● **Dataset excerpts**:
----

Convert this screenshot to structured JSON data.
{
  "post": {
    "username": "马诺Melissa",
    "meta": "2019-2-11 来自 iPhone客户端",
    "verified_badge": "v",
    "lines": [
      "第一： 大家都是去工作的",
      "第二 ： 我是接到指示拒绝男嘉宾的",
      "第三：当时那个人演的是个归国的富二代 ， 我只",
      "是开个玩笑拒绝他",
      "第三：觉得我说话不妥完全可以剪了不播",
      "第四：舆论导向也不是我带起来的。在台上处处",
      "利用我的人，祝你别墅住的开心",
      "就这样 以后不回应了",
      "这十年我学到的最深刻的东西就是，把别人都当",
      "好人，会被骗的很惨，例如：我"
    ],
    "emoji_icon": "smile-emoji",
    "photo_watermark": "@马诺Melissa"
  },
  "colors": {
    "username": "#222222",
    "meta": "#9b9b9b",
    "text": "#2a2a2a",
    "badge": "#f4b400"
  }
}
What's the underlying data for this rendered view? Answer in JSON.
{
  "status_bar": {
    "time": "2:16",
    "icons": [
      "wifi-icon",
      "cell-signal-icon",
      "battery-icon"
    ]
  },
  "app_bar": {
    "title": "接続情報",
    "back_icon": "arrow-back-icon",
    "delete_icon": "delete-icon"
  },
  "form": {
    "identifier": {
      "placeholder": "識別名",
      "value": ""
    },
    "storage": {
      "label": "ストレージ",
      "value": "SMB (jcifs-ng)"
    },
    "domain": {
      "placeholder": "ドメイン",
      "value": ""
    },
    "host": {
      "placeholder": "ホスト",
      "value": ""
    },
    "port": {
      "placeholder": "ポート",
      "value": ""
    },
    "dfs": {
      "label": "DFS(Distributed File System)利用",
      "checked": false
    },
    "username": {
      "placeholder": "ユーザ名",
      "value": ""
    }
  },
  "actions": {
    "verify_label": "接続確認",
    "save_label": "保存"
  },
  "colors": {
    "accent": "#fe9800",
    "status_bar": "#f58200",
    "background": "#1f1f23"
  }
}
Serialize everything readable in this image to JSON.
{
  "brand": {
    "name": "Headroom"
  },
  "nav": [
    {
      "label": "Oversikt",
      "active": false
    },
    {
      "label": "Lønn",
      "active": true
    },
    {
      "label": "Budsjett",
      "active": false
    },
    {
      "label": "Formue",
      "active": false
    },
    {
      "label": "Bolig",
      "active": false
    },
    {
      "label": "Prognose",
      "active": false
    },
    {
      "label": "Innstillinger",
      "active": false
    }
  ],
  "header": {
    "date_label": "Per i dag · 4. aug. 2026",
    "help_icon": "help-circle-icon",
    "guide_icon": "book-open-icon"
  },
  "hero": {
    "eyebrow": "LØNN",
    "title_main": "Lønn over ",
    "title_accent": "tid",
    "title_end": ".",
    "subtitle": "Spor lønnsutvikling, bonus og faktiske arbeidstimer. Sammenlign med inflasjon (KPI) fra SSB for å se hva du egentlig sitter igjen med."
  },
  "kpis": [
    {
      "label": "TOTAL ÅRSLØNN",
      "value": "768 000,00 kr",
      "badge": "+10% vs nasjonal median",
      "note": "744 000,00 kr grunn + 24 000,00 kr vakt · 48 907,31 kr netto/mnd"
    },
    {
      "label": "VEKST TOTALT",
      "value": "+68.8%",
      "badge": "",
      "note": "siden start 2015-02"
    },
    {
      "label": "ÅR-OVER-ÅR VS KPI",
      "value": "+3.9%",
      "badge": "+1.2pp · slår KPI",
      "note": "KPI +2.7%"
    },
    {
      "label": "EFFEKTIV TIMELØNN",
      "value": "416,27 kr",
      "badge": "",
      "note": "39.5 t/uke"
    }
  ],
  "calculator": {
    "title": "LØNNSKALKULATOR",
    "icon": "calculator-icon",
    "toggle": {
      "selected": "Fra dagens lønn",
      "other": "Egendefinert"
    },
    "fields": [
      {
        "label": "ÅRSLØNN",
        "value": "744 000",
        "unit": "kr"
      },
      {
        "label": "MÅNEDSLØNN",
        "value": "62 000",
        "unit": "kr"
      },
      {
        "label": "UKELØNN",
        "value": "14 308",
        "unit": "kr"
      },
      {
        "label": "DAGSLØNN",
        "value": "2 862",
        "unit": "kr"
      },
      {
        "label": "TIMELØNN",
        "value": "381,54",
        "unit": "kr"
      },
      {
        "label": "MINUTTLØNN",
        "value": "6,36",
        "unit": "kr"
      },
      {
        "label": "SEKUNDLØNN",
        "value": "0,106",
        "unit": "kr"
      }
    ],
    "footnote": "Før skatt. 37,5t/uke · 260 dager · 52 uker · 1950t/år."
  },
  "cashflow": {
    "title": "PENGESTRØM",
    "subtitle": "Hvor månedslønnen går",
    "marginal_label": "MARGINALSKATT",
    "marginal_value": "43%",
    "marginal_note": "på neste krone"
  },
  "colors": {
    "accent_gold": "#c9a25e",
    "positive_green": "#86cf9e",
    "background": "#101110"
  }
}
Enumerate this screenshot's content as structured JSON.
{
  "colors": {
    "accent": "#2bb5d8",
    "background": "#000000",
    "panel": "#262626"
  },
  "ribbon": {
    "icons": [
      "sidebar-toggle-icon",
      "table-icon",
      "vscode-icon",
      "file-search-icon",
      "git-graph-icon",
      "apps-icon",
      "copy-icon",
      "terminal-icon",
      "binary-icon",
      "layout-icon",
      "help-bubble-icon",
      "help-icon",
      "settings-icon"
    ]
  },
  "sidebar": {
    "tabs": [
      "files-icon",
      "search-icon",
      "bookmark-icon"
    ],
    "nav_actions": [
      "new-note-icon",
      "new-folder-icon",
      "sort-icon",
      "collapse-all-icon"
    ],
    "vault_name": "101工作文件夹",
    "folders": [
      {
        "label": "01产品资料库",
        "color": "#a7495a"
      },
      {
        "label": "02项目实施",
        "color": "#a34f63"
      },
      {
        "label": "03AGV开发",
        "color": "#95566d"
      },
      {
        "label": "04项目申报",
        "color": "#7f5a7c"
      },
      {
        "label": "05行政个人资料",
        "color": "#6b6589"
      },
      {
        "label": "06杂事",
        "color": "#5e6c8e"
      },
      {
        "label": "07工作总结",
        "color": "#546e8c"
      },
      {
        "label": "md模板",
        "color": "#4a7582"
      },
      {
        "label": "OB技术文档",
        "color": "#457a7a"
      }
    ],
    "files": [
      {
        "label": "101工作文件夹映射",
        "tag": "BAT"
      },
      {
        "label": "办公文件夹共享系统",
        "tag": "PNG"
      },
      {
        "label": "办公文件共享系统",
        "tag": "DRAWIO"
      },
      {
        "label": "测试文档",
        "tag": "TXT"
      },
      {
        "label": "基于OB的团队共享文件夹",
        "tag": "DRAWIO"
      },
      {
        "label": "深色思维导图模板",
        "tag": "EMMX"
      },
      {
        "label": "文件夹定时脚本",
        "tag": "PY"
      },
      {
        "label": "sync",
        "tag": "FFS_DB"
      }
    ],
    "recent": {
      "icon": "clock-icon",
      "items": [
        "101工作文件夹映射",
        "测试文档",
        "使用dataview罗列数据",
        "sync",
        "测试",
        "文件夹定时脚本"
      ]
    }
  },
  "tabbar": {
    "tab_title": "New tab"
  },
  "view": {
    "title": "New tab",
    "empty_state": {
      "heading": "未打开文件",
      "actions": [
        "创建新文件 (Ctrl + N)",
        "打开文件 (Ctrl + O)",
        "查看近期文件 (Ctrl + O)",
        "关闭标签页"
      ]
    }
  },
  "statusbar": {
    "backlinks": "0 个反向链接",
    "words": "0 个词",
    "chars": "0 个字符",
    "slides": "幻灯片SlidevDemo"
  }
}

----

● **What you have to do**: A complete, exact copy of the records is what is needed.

● **Solution for this problem**:
Convert this screenshot to structured JSON data.
{
  "post": {
    "username": "马诺Melissa",
    "meta": "2019-2-11 来自 iPhone客户端",
    "verified_badge": "v",
    "lines": [
      "第一： 大家都是去工作的",
      "第二 ： 我是接到指示拒绝男嘉宾的",
      "第三：当时那个人演的是个归国的富二代 ， 我只",
      "是开个玩笑拒绝他",
      "第三：觉得我说话不妥完全可以剪了不播",
      "第四：舆论导向也不是我带起来的。在台上处处",
      "利用我的人，祝你别墅住的开心",
      "就这样 以后不回应了",
      "这十年我学到的最深刻的东西就是，把别人都当",
      "好人，会被骗的很惨，例如：我"
    ],
    "emoji_icon": "smile-emoji",
    "photo_watermark": "@马诺Melissa"
  },
  "colors": {
    "username": "#222222",
    "meta": "#9b9b9b",
    "text": "#2a2a2a",
    "badge": "#f4b400"
  }
}
What's the underlying data for this rendered view? Answer in JSON.
{
  "status_bar": {
    "time": "2:16",
    "icons": [
      "wifi-icon",
      "cell-signal-icon",
      "battery-icon"
    ]
  },
  "app_bar": {
    "title": "接続情報",
    "back_icon": "arrow-back-icon",
    "delete_icon": "delete-icon"
  },
  "form": {
    "identifier": {
      "placeholder": "識別名",
      "value": ""
    },
    "storage": {
      "label": "ストレージ",
      "value": "SMB (jcifs-ng)"
    },
    "domain": {
      "placeholder": "ドメイン",
      "value": ""
    },
    "host": {
      "placeholder": "ホスト",
      "value": ""
    },
    "port": {
      "placeholder": "ポート",
      "value": ""
    },
    "dfs": {
      "label": "DFS(Distributed File System)利用",
      "checked": false
    },
    "username": {
      "placeholder": "ユーザ名",
      "value": ""
    }
  },
  "actions": {
    "verify_label": "接続確認",
    "save_label": "保存"
  },
  "colors": {
    "accent": "#fe9800",
    "status_bar": "#f58200",
    "background": "#1f1f23"
  }
}
Serialize everything readable in this image to JSON.
{
  "brand": {
    "name": "Headroom"
  },
  "nav": [
    {
      "label": "Oversikt",
      "active": false
    },
    {
      "label": "Lønn",
      "active": true
    },
    {
      "label": "Budsjett",
      "active": false
    },
    {
      "label": "Formue",
      "active": false
    },
    {
      "label": "Bolig",
      "active": false
    },
    {
      "label": "Prognose",
      "active": false
    },
    {
      "label": "Innstillinger",
      "active": false
    }
  ],
  "header": {
    "date_label": "Per i dag · 4. aug. 2026",
    "help_icon": "help-circle-icon",
    "guide_icon": "book-open-icon"
  },
  "hero": {
    "eyebrow": "LØNN",
    "title_main": "Lønn over ",
    "title_accent": "tid",
    "title_end": ".",
    "subtitle": "Spor lønnsutvikling, bonus og faktiske arbeidstimer. Sammenlign med inflasjon (KPI) fra SSB for å se hva du egentlig sitter igjen med."
  },
  "kpis": [
    {
      "label": "TOTAL ÅRSLØNN",
      "value": "768 000,00 kr",
      "badge": "+10% vs nasjonal median",
      "note": "744 000,00 kr grunn + 24 000,00 kr vakt · 48 907,31 kr netto/mnd"
    },
    {
      "label": "VEKST TOTALT",
      "value": "+68.8%",
      "badge": "",
      "note": "siden start 2015-02"
    },
    {
      "label": "ÅR-OVER-ÅR VS KPI",
      "value": "+3.9%",
      "badge": "+1.2pp · slår KPI",
      "note": "KPI +2.7%"
    },
    {
      "label": "EFFEKTIV TIMELØNN",
      "value": "416,27 kr",
      "badge": "",
      "note": "39.5 t/uke"
    }
  ],
  "calculator": {
    "title": "LØNNSKALKULATOR",
    "icon": "calculator-icon",
    "toggle": {
      "selected": "Fra dagens lønn",
      "other": "Egendefinert"
    },
    "fields": [
      {
        "label": "ÅRSLØNN",
        "value": "744 000",
        "unit": "kr"
      },
      {
        "label": "MÅNEDSLØNN",
        "value": "62 000",
        "unit": "kr"
      },
      {
        "label": "UKELØNN",
        "value": "14 308",
        "unit": "kr"
      },
      {
        "label": "DAGSLØNN",
        "value": "2 862",
        "unit": "kr"
      },
      {
        "label": "TIMELØNN",
        "value": "381,54",
        "unit": "kr"
      },
      {
        "label": "MINUTTLØNN",
        "value": "6,36",
        "unit": "kr"
      },
      {
        "label": "SEKUNDLØNN",
        "value": "0,106",
        "unit": "kr"
      }
    ],
    "footnote": "Før skatt. 37,5t/uke · 260 dager · 52 uker · 1950t/år."
  },
  "cashflow": {
    "title": "PENGESTRØM",
    "subtitle": "Hvor månedslønnen går",
    "marginal_label": "MARGINALSKATT",
    "marginal_value": "43%",
    "marginal_note": "på neste krone"
  },
  "colors": {
    "accent_gold": "#c9a25e",
    "positive_green": "#86cf9e",
    "background": "#101110"
  }
}
Enumerate this screenshot's content as structured JSON.
{
  "colors": {
    "accent": "#2bb5d8",
    "background": "#000000",
    "panel": "#262626"
  },
  "ribbon": {
    "icons": [
      "sidebar-toggle-icon",
      "table-icon",
      "vscode-icon",
      "file-search-icon",
      "git-graph-icon",
      "apps-icon",
      "copy-icon",
      "terminal-icon",
      "binary-icon",
      "layout-icon",
      "help-bubble-icon",
      "help-icon",
      "settings-icon"
    ]
  },
  "sidebar": {
    "tabs": [
      "files-icon",
      "search-icon",
      "bookmark-icon"
    ],
    "nav_actions": [
      "new-note-icon",
      "new-folder-icon",
      "sort-icon",
      "collapse-all-icon"
    ],
    "vault_name": "101工作文件夹",
    "folders": [
      {
        "label": "01产品资料库",
        "color": "#a7495a"
      },
      {
        "label": "02项目实施",
        "color": "#a34f63"
      },
      {
        "label": "03AGV开发",
        "color": "#95566d"
      },
      {
        "label": "04项目申报",
        "color": "#7f5a7c"
      },
      {
        "label": "05行政个人资料",
        "color": "#6b6589"
      },
      {
        "label": "06杂事",
        "color": "#5e6c8e"
      },
      {
        "label": "07工作总结",
        "color": "#546e8c"
      },
      {
        "label": "md模板",
        "color": "#4a7582"
      },
      {
        "label": "OB技术文档",
        "color": "#457a7a"
      }
    ],
    "files": [
      {
        "label": "101工作文件夹映射",
        "tag": "BAT"
      },
      {
        "label": "办公文件夹共享系统",
        "tag": "PNG"
      },
      {
        "label": "办公文件共享系统",
        "tag": "DRAWIO"
      },
      {
        "label": "测试文档",
        "tag": "TXT"
      },
      {
        "label": "基于OB的团队共享文件夹",
        "tag": "DRAWIO"
      },
      {
        "label": "深色思维导图模板",
        "tag": "EMMX"
      },
      {
        "label": "文件夹定时脚本",
        "tag": "PY"
      },
      {
        "label": "sync",
        "tag": "FFS_DB"
      }
    ],
    "recent": {
      "icon": "clock-icon",
      "items": [
        "101工作文件夹映射",
        "测试文档",
        "使用dataview罗列数据",
        "sync",
        "测试",
        "文件夹定时脚本"
      ]
    }
  },
  "tabbar": {
    "tab_title": "New tab"
  },
  "view": {
    "title": "New tab",
    "empty_state": {
      "heading": "未打开文件",
      "actions": [
        "创建新文件 (Ctrl + N)",
        "打开文件 (Ctrl + O)",
        "查看近期文件 (Ctrl + O)",
        "关闭标签页"
      ]
    }
  },
  "statusbar": {
    "backlinks": "0 个反向链接",
    "words": "0 个词",
    "chars": "0 个字符",
    "slides": "幻灯片SlidevDemo"
  }
}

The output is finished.